GENEVA — FIFA executive committee member Nicolas Leoz of Paraguay resigned Tuesday, citing health reasons, just days before rulings are expected to be announced in a World Cup kickbacks investigation.
FIFA said the 84-year-old Leoz confirmed his departure by letter, and that he would also step down as president of CONMEBOL, the South American football confederation. He will also leave his largely ceremonial position chairing FIFA’s 2014 World Cup organizing committee.
“FIFA has taken note of the formal resignation of Nicolas Leoz … for health and personal reasons,” football’s world governing body said in a statement.
Leoz, who has undergone several rounds of heart surgery, has been a member of FIFA’s board since 1998. He has been CONMEBOL president since 1986.
“This is a strictly personal decision. My mental health is very good but physically I’m not able to travel five times a year to Switzerland and two other times to Japan,” Leoz said. “I also don’t have the needed energy to stay as head of the 2014 World Cup organizing committee. I will not be able to travel to 10 cities (in Brazil) to approve stadiums. But I will continue to support FIFA and Brazil.”
Leoz, who noted he was “very tired” after travelling to Panama last week for the CONCACAF congress, said CONMEBOL officials will meet next week in Paraguay to pick his successor from South America at FIFA.
“It’s time to give way to younger officials,” he said.
The Paraguayan lawyer leaves FIFA in the same week that its ethics judge is expected to announce decisions stemming from an investigation into a longstanding financial scandal.
Leoz was identified during a Swiss criminal trial in 2008 as having received payments from FIFA’s former marketing partner ISL. The agency collapsed into bankruptcy in 2001 with debts of around $300 million. The resulting prosecution of agency executives revealed the widespread practice of buying influence from sports officials.

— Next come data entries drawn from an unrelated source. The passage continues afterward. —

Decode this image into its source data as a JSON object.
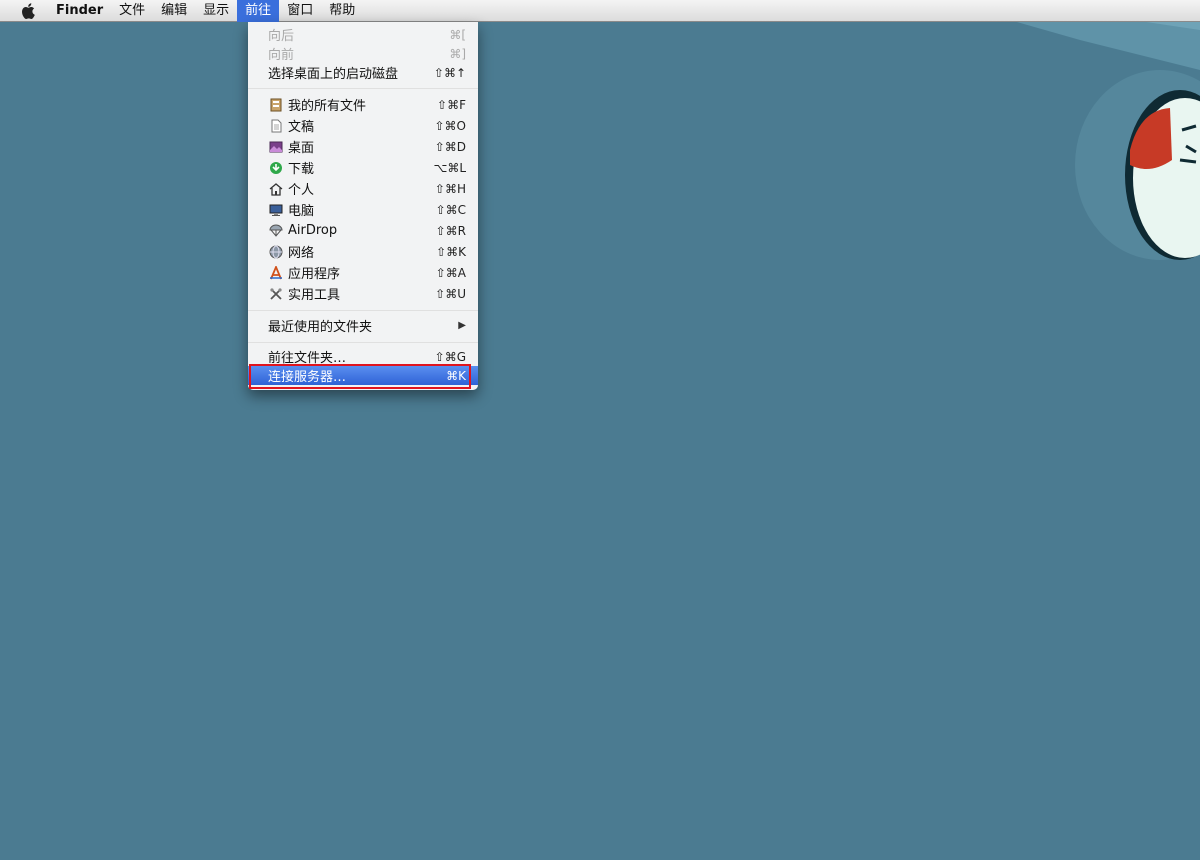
{
  "menubar": {
    "items": [
      {
        "label": "Finder"
      },
      {
        "label": "文件"
      },
      {
        "label": "编辑"
      },
      {
        "label": "显示"
      },
      {
        "label": "前往"
      },
      {
        "label": "窗口"
      },
      {
        "label": "帮助"
      }
    ]
  },
  "go_menu": {
    "items": [
      {
        "label": "向后",
        "shortcut": "⌘[",
        "enabled": false
      },
      {
        "label": "向前",
        "shortcut": "⌘]",
        "enabled": false
      },
      {
        "label": "选择桌面上的启动磁盘",
        "shortcut": "⇧⌘↑"
      },
      {
        "label": "我的所有文件",
        "shortcut": "⇧⌘F",
        "icon": "all-my-files-icon"
      },
      {
        "label": "文稿",
        "shortcut": "⇧⌘O",
        "icon": "documents-icon"
      },
      {
        "label": "桌面",
        "shortcut": "⇧⌘D",
        "icon": "desktop-icon"
      },
      {
        "label": "下载",
        "shortcut": "⌥⌘L",
        "icon": "downloads-icon"
      },
      {
        "label": "个人",
        "shortcut": "⇧⌘H",
        "icon": "home-icon"
      },
      {
        "label": "电脑",
        "shortcut": "⇧⌘C",
        "icon": "computer-icon"
      },
      {
        "label": "AirDrop",
        "shortcut": "⇧⌘R",
        "icon": "airdrop-icon"
      },
      {
        "label": "网络",
        "shortcut": "⇧⌘K",
        "icon": "network-icon"
      },
      {
        "label": "应用程序",
        "shortcut": "⇧⌘A",
        "icon": "applications-icon"
      },
      {
        "label": "实用工具",
        "shortcut": "⇧⌘U",
        "icon": "utilities-icon"
      },
      {
        "label": "最近使用的文件夹",
        "submenu_indicator": "▶"
      },
      {
        "label": "前往文件夹…",
        "shortcut": "⇧⌘G"
      },
      {
        "label": "连接服务器…",
        "shortcut": "⌘K",
        "selected": true
      }
    ]
  },
  "colors": {
    "desktop": "#4b7b91",
    "menu_selection": "#3a6fdc",
    "annotation_box": "#e0141e"
  }
}
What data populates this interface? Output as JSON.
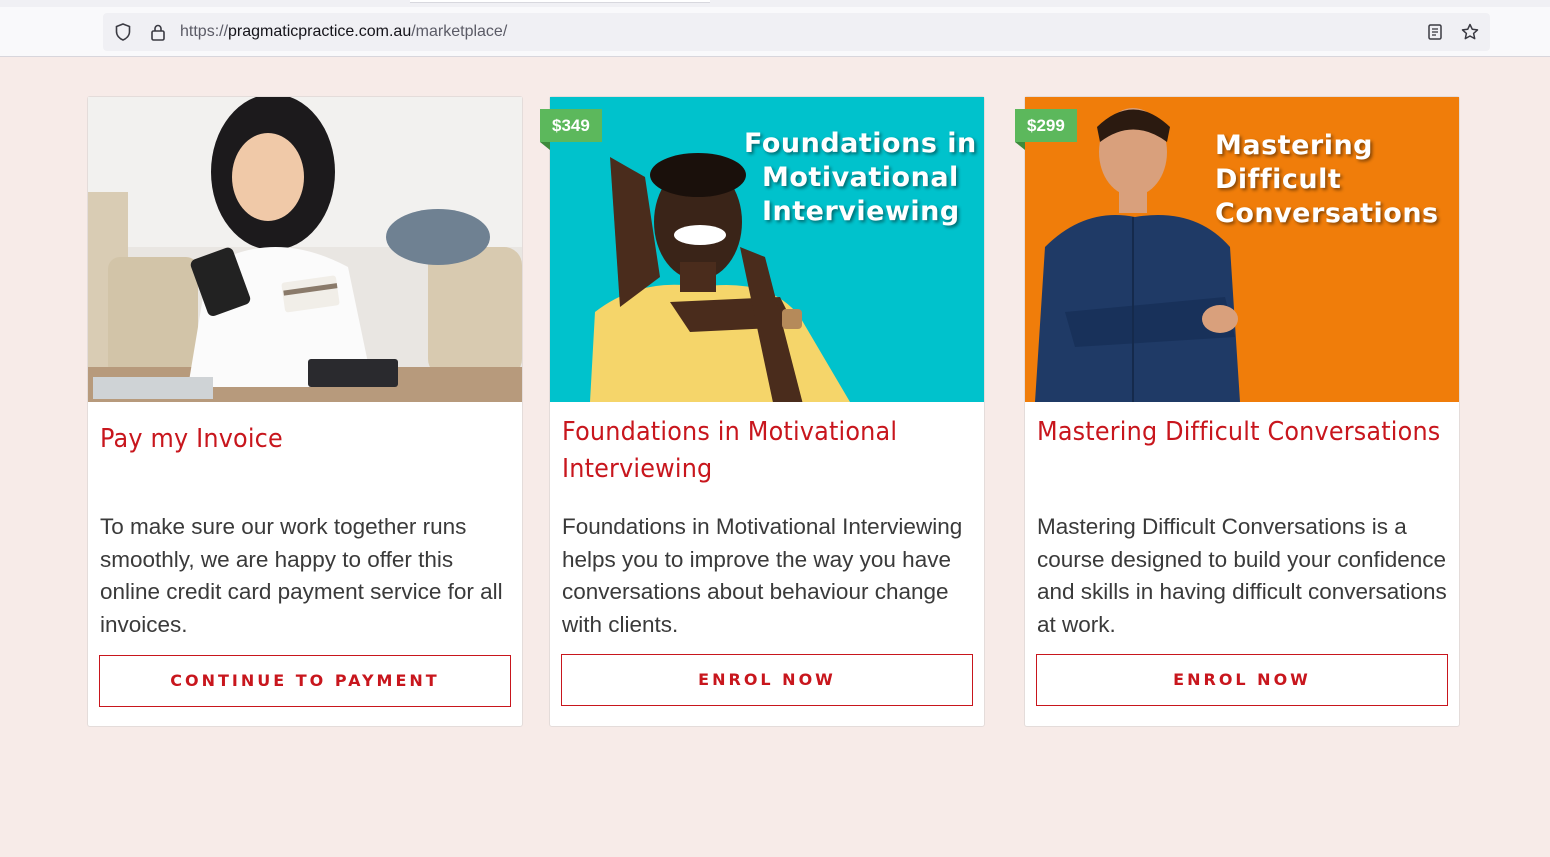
{
  "browser": {
    "url_scheme": "https://",
    "url_host": "pragmaticpractice.com.au",
    "url_path": "/marketplace/"
  },
  "cards": [
    {
      "title": "Pay my Invoice",
      "description": "To make sure our work together runs smoothly, we are happy to offer this online credit card payment service for all invoices.",
      "button": "CONTINUE TO PAYMENT"
    },
    {
      "price": "$349",
      "hero_text": [
        "Foundations in",
        "Motivational",
        "Interviewing"
      ],
      "title": "Foundations in Motivational Interviewing",
      "description": "Foundations in Motivational Interviewing helps you to improve the way you have conversations about behaviour change with clients.",
      "button": "ENROL NOW"
    },
    {
      "price": "$299",
      "hero_text": [
        "Mastering",
        "Difficult",
        "Conversations"
      ],
      "title": "Mastering Difficult Conversations",
      "description": "Mastering Difficult Conversations is a course designed to build your confidence and skills in having difficult conversations at work.",
      "button": "ENROL NOW"
    }
  ],
  "colors": {
    "accent": "#c8161d",
    "price_badge": "#5cb85c",
    "teal": "#00c2cc",
    "orange": "#f07d0a",
    "page_bg": "#f7ebe8"
  }
}
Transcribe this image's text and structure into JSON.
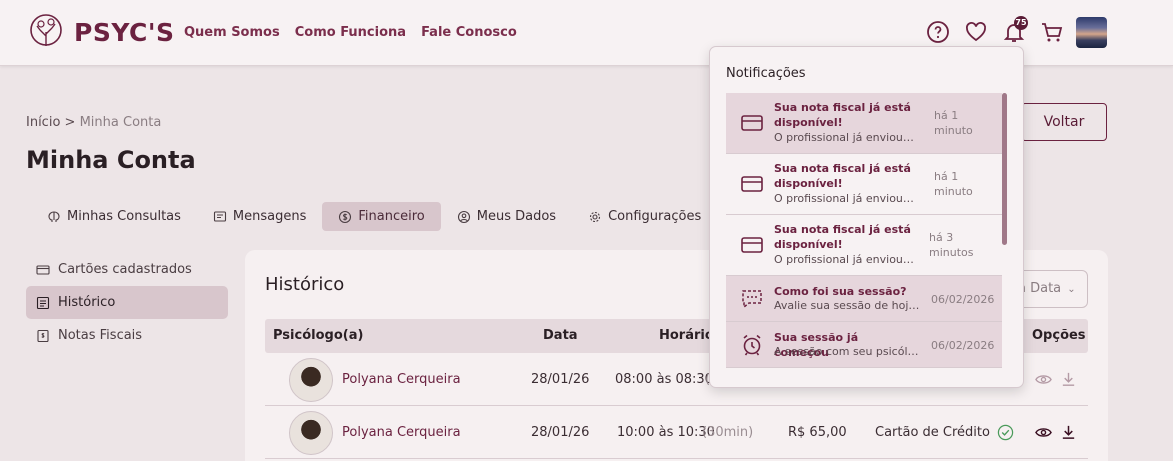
{
  "brand": {
    "name": "PSYC'S"
  },
  "nav": [
    {
      "label": "Quem Somos"
    },
    {
      "label": "Como Funciona"
    },
    {
      "label": "Fale Conosco"
    }
  ],
  "header_icons": {
    "help": "help-circle-icon",
    "favorites": "heart-icon",
    "notifications": "bell-icon",
    "notifications_count": "75",
    "cart": "cart-icon"
  },
  "breadcrumb": {
    "home": "Início",
    "separator": ">",
    "current": "Minha Conta"
  },
  "page_title": "Minha Conta",
  "back_button": "Voltar",
  "tabs": [
    {
      "label": "Minhas Consultas",
      "icon": "brain-icon"
    },
    {
      "label": "Mensagens",
      "icon": "message-icon"
    },
    {
      "label": "Financeiro",
      "icon": "dollar-icon",
      "active": true
    },
    {
      "label": "Meus Dados",
      "icon": "user-icon"
    },
    {
      "label": "Configurações",
      "icon": "gear-icon"
    }
  ],
  "sidebar": [
    {
      "label": "Cartões cadastrados",
      "icon": "card-icon"
    },
    {
      "label": "Histórico",
      "icon": "list-icon",
      "active": true
    },
    {
      "label": "Notas Fiscais",
      "icon": "invoice-icon"
    }
  ],
  "history": {
    "title": "Histórico",
    "filter_label": "a Data",
    "columns": {
      "psychologist": "Psicólogo(a)",
      "date": "Data",
      "time": "Horário",
      "options": "Opções"
    },
    "rows": [
      {
        "name": "Polyana Cerqueira",
        "date": "28/01/26",
        "time": "08:00 às 08:30",
        "duration": "(",
        "value": "",
        "payment": ""
      },
      {
        "name": "Polyana Cerqueira",
        "date": "28/01/26",
        "time": "10:00 às 10:30",
        "duration": "(30min)",
        "value": "R$ 65,00",
        "payment": "Cartão de Crédito"
      }
    ]
  },
  "notifications": {
    "title": "Notificações",
    "items": [
      {
        "title": "Sua nota fiscal já está disponível!",
        "desc": "O profissional já enviou a nota fiscal",
        "time": "há 1 minuto",
        "icon": "card-icon",
        "unread": true
      },
      {
        "title": "Sua nota fiscal já está disponível!",
        "desc": "O profissional já enviou a nota fiscal",
        "time": "há 1 minuto",
        "icon": "card-icon",
        "unread": false
      },
      {
        "title": "Sua nota fiscal já está disponível!",
        "desc": "O profissional já enviou a nota fiscal",
        "time": "há 3 minutos",
        "icon": "card-icon",
        "unread": false
      },
      {
        "title": "Como foi sua sessão?",
        "desc": "Avalie sua sessão de hoje com o profissional",
        "time": "06/02/2026",
        "icon": "chat-dots-icon",
        "unread": true
      },
      {
        "title": "Sua sessão já começou",
        "desc": "A sessão com seu psicólogo já começou",
        "time": "06/02/2026",
        "icon": "alarm-icon",
        "unread": true
      }
    ]
  },
  "colors": {
    "brand": "#6b2240",
    "background": "#ede5e7",
    "active_tab": "#d8c6cc",
    "unread": "#e6d6dc"
  }
}
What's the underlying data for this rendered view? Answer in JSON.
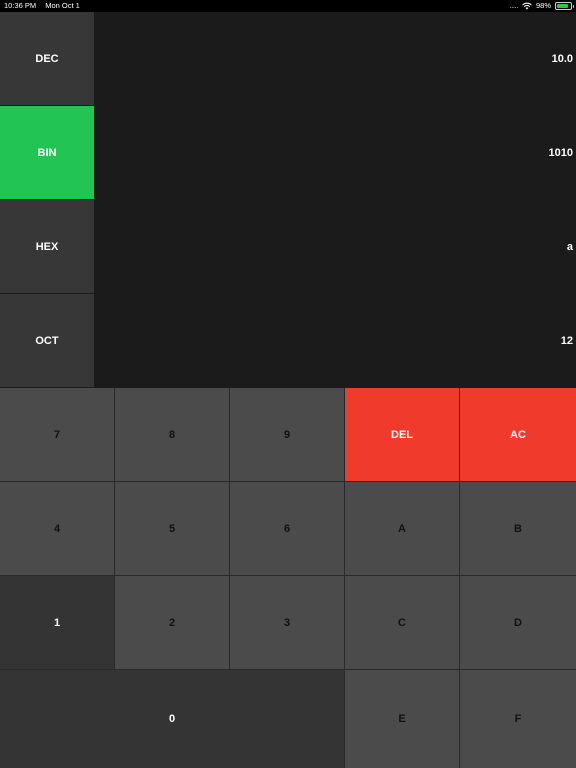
{
  "status_bar": {
    "time": "10:36 PM",
    "date": "Mon Oct 1",
    "signal_dots": ".....",
    "battery_percent": "98%",
    "icons": [
      "wifi-icon",
      "battery-icon"
    ]
  },
  "bases": [
    {
      "label": "DEC",
      "value": "10.0",
      "active": false
    },
    {
      "label": "BIN",
      "value": "1010",
      "active": true
    },
    {
      "label": "HEX",
      "value": "a",
      "active": false
    },
    {
      "label": "OCT",
      "value": "12",
      "active": false
    }
  ],
  "keys": {
    "k7": "7",
    "k8": "8",
    "k9": "9",
    "del": "DEL",
    "ac": "AC",
    "k4": "4",
    "k5": "5",
    "k6": "6",
    "kA": "A",
    "kB": "B",
    "k1": "1",
    "k2": "2",
    "k3": "3",
    "kC": "C",
    "kD": "D",
    "k0": "0",
    "kE": "E",
    "kF": "F"
  },
  "colors": {
    "active_base": "#22c553",
    "delete_clear": "#ef3a2c",
    "key": "#4b4b4b",
    "key_dark": "#343434",
    "display_bg": "#1b1b1b"
  }
}
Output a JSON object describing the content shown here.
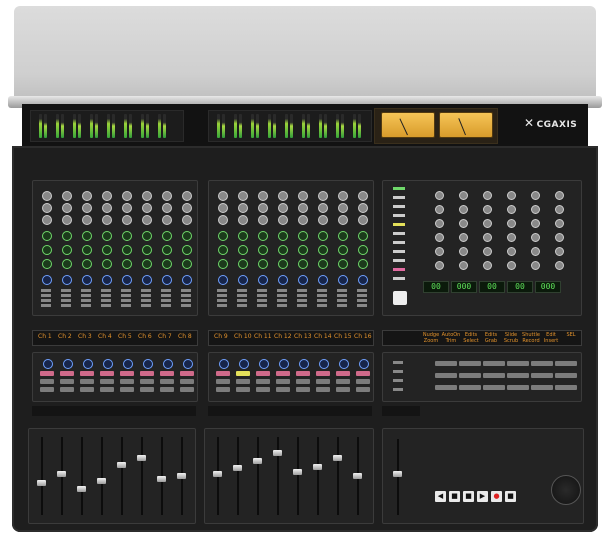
{
  "brand": {
    "logo_text": "CGAXIS",
    "logo_mark": "✕"
  },
  "channel_labels_left": [
    "Ch 1",
    "Ch 2",
    "Ch 3",
    "Ch 4",
    "Ch 5",
    "Ch 6",
    "Ch 7",
    "Ch 8"
  ],
  "channel_labels_right": [
    "Ch 9",
    "Ch 10",
    "Ch 11",
    "Ch 12",
    "Ch 13",
    "Ch 14",
    "Ch 15",
    "Ch 16"
  ],
  "function_labels": [
    {
      "top": "Nudge",
      "bottom": "Zoom"
    },
    {
      "top": "AutoOn",
      "bottom": "Trim"
    },
    {
      "top": "Edits",
      "bottom": "Select"
    },
    {
      "top": "Edits",
      "bottom": "Grab"
    },
    {
      "top": "Slide",
      "bottom": "Scrub"
    },
    {
      "top": "Shuttle",
      "bottom": "Record"
    },
    {
      "top": "Edit",
      "bottom": "Insert"
    },
    {
      "top": "SEL",
      "bottom": ""
    }
  ],
  "timecode_digits": [
    "00",
    "000",
    "00",
    "00",
    "000"
  ],
  "transport": {
    "play_symbol": "▶",
    "stop_symbol": "■",
    "rec_symbol": "●"
  },
  "colors": {
    "meter_green": "#37a83a",
    "vu_amber": "#f6c557",
    "label_orange": "#e4932c",
    "lcd_green": "#5fe35a"
  }
}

Five years ago, Leoz was named in court papers for receiving $130,000 from ISL. British broadcaster BBC later reported that Leoz took payments totalling $730,000.
Last year, FIFA finally published a Swiss prosecutor’s report which linked President Sepp Blatter’s predecessor, Joao Havelange, and Ricardo Teixeira, then head of the Brazilian 2014 World Cup organizing committee, to improper payments from ISL totalling $22 million.
Havelange remains FIFA’s honorary president, though his former son-in-law Teixeira resigned from football citing health problems before Switzerland’s supreme court ruled the report should no longer be kept secret.
FIFA never opened proceedings against Leoz. He can still face FIFA sanctions after it closed a loophole in its code of ethics last year which previously allowed football officials to evade disciplinary action if they resigned from their positions.
Leoz joins his former longstanding FIFA board colleagues Teixeira, Jack Warner of Trinidad and Mohamed bin Hammam of Qatar in walking away from football while facing corruption allegations.
All have left since Blatter was re-elected president of FIFA in 2011 promising to repair its reputation after a series of scandals and allegations involving bribery, vote-buying and favour-seeking by members of its high command.
Leoz’s departure could help Blatter in his efforts to convince skeptics that FIFA is modernizing.
Critics have long characterized some high-ranking FIFA officials as an old boys’ network with a sense of entitlement to perks and privileges, and that allegations against some had not been satisfactorily investigated.